Though it looked preposterous after that two-touchdown loss to Memphis on Oct. 17, Ole Miss’ season still had a single truth: Win out and play for an Southeastern Conference championship.

A little more than two weeks later, that’s still the case.

That loss was the Rebels’ second in three weeks, but Ole Miss has rebounded with two straight wins since returning to league play. Saturday’s 27-19 win over Auburn kept No. 19 Ole Miss (7-2, 4-1 SEC) in control of its destiny in the SEC Western Division, setting up a crucial November where wins in its final three games would send the Rebels to Atlanta to play the East champion in the SEC Championship Game.

As much as coaches are trying to keep the Rebels focused on the short term — “The Arkansas Razorbacks at home at 2:30 next Saturday,” head coach Hugh Freeze said after Saturday’s game, referring to the next opponent on Ole Miss’ schedule — talk of the bigger picture for a program that’s never played in the title game since its creation in 1991 has been hard to escape for players.

But the Rebels also know all they’ll be playing for is pride against LSU and Mississippi State if they don’t take care of business against the Razorbacks on Saturday (2:30 p.m., CBS). There’s no point in looking ahead now.

“It’s a one-game season in our mindset, and we feel like if we play like we’ve been playing, things might turn our way,” safety Mike Hilton said. “We’re going to take it one game at a time and see where we end up.”

The Rebels have already been able to quickly move on from the loss to Memphis as well as an ugly loss at Florida that left Ole Miss looking like anything but an SEC contender. Ole Miss was outscored 75-34 in those games but has performed better on both sides of the ball to knock off Texas A&M and the Tigers in back-to-back weeks.

Offensive tackle Laremy Tunsil made his season debut against A&M and has helped the Rebels get their running game going (128 rushing yards per game), and the defense, with linebacker C.J. Johnson and defensive tackle Robert Nkemdiche back from injuries, has cleaned up its tackling to get off the field more consistently.

A&M and Auburn converted just 22 percent of the time (8 of 35) on third down.

“I think our kids are doing a pretty good job blocking all the noise out and focusing on getting better,” Freeze said. “I’ve learned a lot about myself and our coaching staff and the people that surround your program. We don’t blink. You’ve just got to go on and play the next one.”

Said quarterback Chad Kelly, “Coach always says that each play has its own life, and you have to approach every practice and every play as if it’s its own life.

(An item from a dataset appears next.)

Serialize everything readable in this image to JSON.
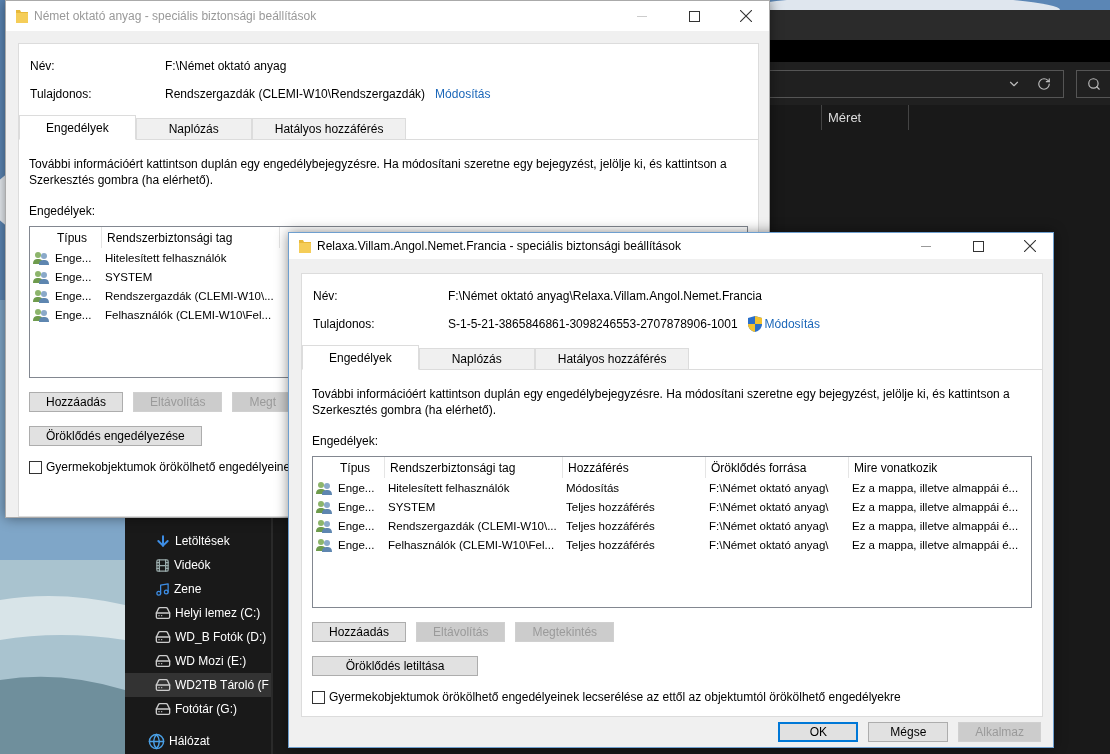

That’s what we’re doing a good job of. We’re concentrating and executing.”

Hilton, a senior, said it’s up to he and the rest of the upperclassmen to make sure all the players are worried about this week and nothing more.

“It’s not (easy), but that’s where our leadership has got to come in and keep everybody focused and maintain on the goal that we’re all trying to reach,” Hilton said. “We just feel like the seniors, even some juniors, really just take that leadership and just make sure the team is focused and ready to grind.”